Updated: August 16, 2020 11:09:52 am
— Written by Saurabh Kumar
NEET 2020 is going to be held on September 13 as per guidelines issued by the National Testing Agency. Students are in the last lap of preparation and trying to give their best with the extra time which they got this year due to the unprecedented pandemic era. Amidst all the speculations, students are advised to believe that that they will be conducted on the same date and keep their preparations ready for the D day.
To prepare better, it’s important to understand the NEET paper. The test will consist of 180 questions: 45 each of physics, chemistry, zoology, and botany out of which physics is assumed to the most critical part for the students aspiring for medical courses. To see the topics subject wise let us start with physics.
Physics – Beat the Fear: Many NEET aspirants fear the subject of physics as it involves a lot of application-based questions and heavy derivations. With that being the fact, most of the students get confused, and either they leave physics entirely or keep on reading physics all the while neglecting other subjects. Hence, one needs to let go off the fears and make their physics as strong as the other subjects mentioned in the NEET syllabus.
Analyse the syllabus methodically: One of the major strategies involved in how to prepare for NEET physics is a systematic analysis of the syllabus. The syllabus of NEET physics consists of 29 chapters including the curriculum of both class 11 and 12.
Some important chapters in physics include work, power energy, rotational motion, thermodynamics, and shm from class11. From class 12 chapters on capacitors, dc circuits, emi, wave optics, photoelectric effects, radioactivity, logic gates.
Chemistry: Known as a scoring subject and rank booster for both medical and engineering entrances. It is also believed that in chemistry, especially inorganic, NCERT books are the booster so students are advised to read NCERT books one more time. The weightage in chemistry is roughly – 40 per cent organic and physical, and 20 per cent for inorganic
Some important chapters including equilibrium, thermodynamics, electrochemistry kinetics, alkyl halides alcohols phenols aldehydes hydrocarbons, inorganic; complex compound p block elements.
Biology: Considered the backbone of the NEET exam, as 50 per cent of the paper comes from biology and in biology NCERT books are the Bible so one cannot avoid reading the NCERT books. Some most important topics include morphology biological classification morphology in flowering plants plant physiology, genetics, ecology.

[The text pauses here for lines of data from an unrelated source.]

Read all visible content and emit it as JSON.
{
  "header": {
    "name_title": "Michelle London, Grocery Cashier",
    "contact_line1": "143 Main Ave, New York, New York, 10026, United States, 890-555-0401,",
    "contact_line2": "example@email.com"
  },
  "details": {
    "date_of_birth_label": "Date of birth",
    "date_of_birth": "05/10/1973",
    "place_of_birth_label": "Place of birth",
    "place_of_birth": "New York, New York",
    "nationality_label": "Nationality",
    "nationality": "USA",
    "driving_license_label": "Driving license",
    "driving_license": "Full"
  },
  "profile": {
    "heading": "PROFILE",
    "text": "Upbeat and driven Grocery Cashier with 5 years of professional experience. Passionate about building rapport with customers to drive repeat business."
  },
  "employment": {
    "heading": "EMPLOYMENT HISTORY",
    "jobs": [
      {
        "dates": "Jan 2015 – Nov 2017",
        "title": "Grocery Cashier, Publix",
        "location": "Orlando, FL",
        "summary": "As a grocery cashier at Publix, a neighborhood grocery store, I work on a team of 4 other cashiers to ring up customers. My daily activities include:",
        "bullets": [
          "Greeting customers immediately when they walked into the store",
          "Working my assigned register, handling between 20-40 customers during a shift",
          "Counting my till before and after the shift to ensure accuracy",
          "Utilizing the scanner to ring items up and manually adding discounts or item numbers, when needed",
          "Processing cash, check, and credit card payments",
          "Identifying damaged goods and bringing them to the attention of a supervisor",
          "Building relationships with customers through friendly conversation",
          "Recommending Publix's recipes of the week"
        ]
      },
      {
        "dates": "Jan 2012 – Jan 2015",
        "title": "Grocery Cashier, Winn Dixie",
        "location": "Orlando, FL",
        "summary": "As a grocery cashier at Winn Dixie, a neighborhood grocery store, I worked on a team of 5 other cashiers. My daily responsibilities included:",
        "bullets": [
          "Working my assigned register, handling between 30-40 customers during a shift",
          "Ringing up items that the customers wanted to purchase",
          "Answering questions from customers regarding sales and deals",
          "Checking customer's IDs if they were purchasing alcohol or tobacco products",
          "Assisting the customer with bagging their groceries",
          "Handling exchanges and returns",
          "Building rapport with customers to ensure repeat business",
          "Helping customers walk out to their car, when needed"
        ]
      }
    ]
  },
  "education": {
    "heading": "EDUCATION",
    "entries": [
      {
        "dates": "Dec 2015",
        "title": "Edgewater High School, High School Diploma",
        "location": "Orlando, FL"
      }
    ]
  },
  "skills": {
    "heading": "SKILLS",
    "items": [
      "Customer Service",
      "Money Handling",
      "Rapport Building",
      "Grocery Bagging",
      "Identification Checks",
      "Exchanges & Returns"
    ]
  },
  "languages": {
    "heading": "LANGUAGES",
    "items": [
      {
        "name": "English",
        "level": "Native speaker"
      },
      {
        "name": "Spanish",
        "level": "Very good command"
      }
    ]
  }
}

From Zoology, animal diversity, a structural organisation in animals, cell biology and cell division, biomolecules, human physiology, human reproduction, and reproductive health are some of the important aspects.
Apart from tips from subjects, students should also focus on an effective timetable. Now that students are at home, they can easily divide their timetable in a better manner and increase the study hours steadily for a strong preparation. During this last lap, taking a mock test daily is critical. If one does not have the current mock tests, they can also attempt previous year papers. It is strongly advisable to stick to the notes and resources which one has prepared during the past two years. Do not fall prey to free resources provided online as they will only confuse further and could also give misleading information.
Watch | All you need to know about NEP
Choose the subject which needs more preparation first and focus on weak points. Spend more time on weak topics and solve questions on a daily basis to overcome the challenging topics. Once thorough, revise the formulas, method of calculations; and test the speed accordingly while timing oneself in order to prepare for the exams.
— The author is Director Academics, Vidyamandir Classes.
📣 The Indian Express is now on Telegram. Click here to join our channel (@indianexpress) and stay updated with the latest headlines
- The Indian Express website has been rated GREEN for its credibility and trustworthiness by Newsguard, a global service that rates news sources for their journalistic standards.